There is a rise in campaigns providing support for Black Maternal Health and you can be part of this. Kyle Mueller/United Nations/ Unsplash

Launched in 2010, GoFundMe has served as the go-to social fundraising platform for over a decade. As of this article, with over 120 million donations that span from celebrations to challenging circumstances, the American for-profit noticed a rise in campaigns providing support for Black Maternal Health.

The campaigns come in handy especially during these critical times where funds for midwife tuition, training, and operating costs for Black Maternal Health centers can scarce. As stated in a New York Times article, Black infants in America are now more than twice as likely to die as white infants -- a racial disparity wider than in 1850. According to the CDC, Black mothers die at three to four times the rate of white mothers.

If you would like to help eradicate the disparity and contribute to benefit Black Maternal Health, find below a list of campaigns that aim to highlight this issue and provide resilient and sustainable resources in communities across the U.S. to help combat the systemic racism Black mothers and infants face.

Funds for Communities, Birth Centers, and other Resources/ Support

In-home prenatal, birth and postpartum care largely limit the hospital visits and minimizes exposure to COVID for the expectant family and the newborn. This fund will prioritize Black people and People of Color to reduce exposure to the most vulnerable and provide access to people otherwise unable to afford in-home maternal care.

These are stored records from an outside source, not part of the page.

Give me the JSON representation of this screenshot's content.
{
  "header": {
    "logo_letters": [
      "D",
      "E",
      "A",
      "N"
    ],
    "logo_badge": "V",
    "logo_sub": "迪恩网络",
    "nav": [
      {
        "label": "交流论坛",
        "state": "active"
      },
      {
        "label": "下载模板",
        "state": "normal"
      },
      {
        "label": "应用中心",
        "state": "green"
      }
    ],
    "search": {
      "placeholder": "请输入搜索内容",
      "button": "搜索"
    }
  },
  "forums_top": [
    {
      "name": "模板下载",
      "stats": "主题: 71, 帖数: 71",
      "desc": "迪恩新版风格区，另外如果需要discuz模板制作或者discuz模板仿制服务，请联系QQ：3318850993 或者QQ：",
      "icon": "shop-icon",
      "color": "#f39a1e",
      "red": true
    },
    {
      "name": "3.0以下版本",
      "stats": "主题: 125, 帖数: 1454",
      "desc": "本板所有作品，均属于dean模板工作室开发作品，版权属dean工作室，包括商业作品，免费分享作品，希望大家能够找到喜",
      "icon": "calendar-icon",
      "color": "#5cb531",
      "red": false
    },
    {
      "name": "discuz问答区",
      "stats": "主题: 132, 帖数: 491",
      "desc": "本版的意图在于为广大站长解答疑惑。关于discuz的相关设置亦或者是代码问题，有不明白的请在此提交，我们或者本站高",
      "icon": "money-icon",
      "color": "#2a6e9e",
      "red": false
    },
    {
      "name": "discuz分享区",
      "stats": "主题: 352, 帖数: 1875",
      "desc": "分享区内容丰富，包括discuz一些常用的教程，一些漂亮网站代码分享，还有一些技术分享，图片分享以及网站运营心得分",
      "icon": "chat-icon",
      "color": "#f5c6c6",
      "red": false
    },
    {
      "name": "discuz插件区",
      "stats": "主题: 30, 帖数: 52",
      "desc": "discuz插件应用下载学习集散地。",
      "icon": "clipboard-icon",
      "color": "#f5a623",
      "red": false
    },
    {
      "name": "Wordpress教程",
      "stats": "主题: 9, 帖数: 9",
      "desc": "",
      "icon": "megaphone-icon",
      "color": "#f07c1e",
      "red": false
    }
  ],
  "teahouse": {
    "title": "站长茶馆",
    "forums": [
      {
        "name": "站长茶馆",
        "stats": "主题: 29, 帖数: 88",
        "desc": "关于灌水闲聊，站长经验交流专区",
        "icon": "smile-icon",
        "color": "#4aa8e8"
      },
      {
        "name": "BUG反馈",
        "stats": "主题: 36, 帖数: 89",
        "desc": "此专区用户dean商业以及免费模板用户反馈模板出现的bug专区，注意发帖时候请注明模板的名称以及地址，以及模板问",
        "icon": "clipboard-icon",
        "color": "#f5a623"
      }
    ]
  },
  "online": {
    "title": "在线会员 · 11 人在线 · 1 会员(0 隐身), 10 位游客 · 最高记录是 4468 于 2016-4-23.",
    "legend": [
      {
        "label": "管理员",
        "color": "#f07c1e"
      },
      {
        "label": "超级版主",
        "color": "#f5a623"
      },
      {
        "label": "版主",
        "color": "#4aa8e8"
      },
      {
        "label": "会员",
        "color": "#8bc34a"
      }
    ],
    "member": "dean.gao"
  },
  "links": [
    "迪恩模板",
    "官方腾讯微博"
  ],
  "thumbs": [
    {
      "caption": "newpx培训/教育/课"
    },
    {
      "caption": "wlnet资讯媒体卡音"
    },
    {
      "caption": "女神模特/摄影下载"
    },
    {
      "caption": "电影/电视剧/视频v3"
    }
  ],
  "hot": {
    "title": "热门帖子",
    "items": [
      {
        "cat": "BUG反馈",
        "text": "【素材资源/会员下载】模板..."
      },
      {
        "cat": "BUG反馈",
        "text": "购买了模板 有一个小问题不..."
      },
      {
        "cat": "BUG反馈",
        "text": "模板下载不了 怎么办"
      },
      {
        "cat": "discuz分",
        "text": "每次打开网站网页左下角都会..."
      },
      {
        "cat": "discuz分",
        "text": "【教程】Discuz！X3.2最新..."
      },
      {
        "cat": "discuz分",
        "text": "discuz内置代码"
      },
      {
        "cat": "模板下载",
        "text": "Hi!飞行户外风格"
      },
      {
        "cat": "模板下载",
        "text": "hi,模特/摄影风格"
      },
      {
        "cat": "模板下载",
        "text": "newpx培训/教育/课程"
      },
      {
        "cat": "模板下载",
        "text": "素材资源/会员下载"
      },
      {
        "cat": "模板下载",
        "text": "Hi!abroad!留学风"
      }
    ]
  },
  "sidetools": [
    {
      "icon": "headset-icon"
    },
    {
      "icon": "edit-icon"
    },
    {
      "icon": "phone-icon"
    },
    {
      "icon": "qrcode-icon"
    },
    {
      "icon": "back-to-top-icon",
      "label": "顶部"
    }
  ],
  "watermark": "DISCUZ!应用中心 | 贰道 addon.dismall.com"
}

Nikki Helms is a licensed midwife in California and is one of only four Black midwives in San Diego county. She will be opening a birth center in central San Diego county to make services available to the wider community including those who may not have insurance. Funds raised will be used to secure a space in central San Diego and to purchase equipment.

Fundraising efforts to bring forth a South Los Angeles Birth Center with the mission is to empower women and families by providing quality care, education and support focused on fostering independence and respectfully guiding them through the often challenging journey of pregnancy, childbirth, and early parenting.

The Highland Hospital midwives are calling out an immediate need to support Black birthing families. Money raised will be used for midwife-led initiatives:

  1. BElovedBIRTH Black Centering, group perinatal care by, for, and with Black people - an innovative new program designed to provide culturally attuned and racially concordant care for Black birthing people.
  2. Direct monetary support to Black birthing families, gifted directly by the Highland Black midwives in the spirit of community and love. We are inspired by, and give thanks to Asmara Gebre, CNM, a San Francisco midwife who has started a project to gift cash aid to Black families in her care.

Nikki McIver- Brown had the honor of opening the San Antonio Nurse Midwife Birth and Wellness Center in October 2019. The center is one of less than 10 Black-owned birth centers out of 350 in the US. This fund is to help offer free or reduced care to those that need it the most.

The Chicago Birthworks Collective is a collective of wellness practitioners serving Black & Brown women and families across the Chicagoland area. This fund will support the collective’s doula services, postpartum care, lactation support, and more.

Funds for Tuition, Scholarships, and Training: Representation Matters!

June Eric-Udorie, an award-winning writer, activist, and birth doula, now based in Durham, NC. serves as a birth doula to marginalized families in and around Durham, NC. They offer free services to women and birthing people in need of fundraising to provide services.

Fund to support and uplift Raya and Shaquan, two birth workers, so they can continue this important work supporting maternal health for Black women and other Women of Color.

Ujima Maternity Network is Arkansas’ first and only all-Black network of birth workers and advocates launched on December 26, 2018. There are currently no Black midwives in the entire state of Arkansas. Ujima Maternity Network is dedicated to answering the call for the lack of representation.

Fund for Wallace Louis who is a trained Doula in the process of becoming a Nurse-Midwife. Wallace needs help in covering the cost of nine prerequisite courses. Their goal is to apply to combined BSN/MSN programs in August 2021, making my earliest possible graduation date August 2024.

Ruth Blanding, a Doula, student midwife, and holistic practitioner founded Deepest Roots: Birth and Wholistic Wellness in 2012. They are currently fundraising to cover their tuition costs at the Midwifery College of Utah.

© 2024 Latin Times. All rights reserved. Do not reproduce without permission.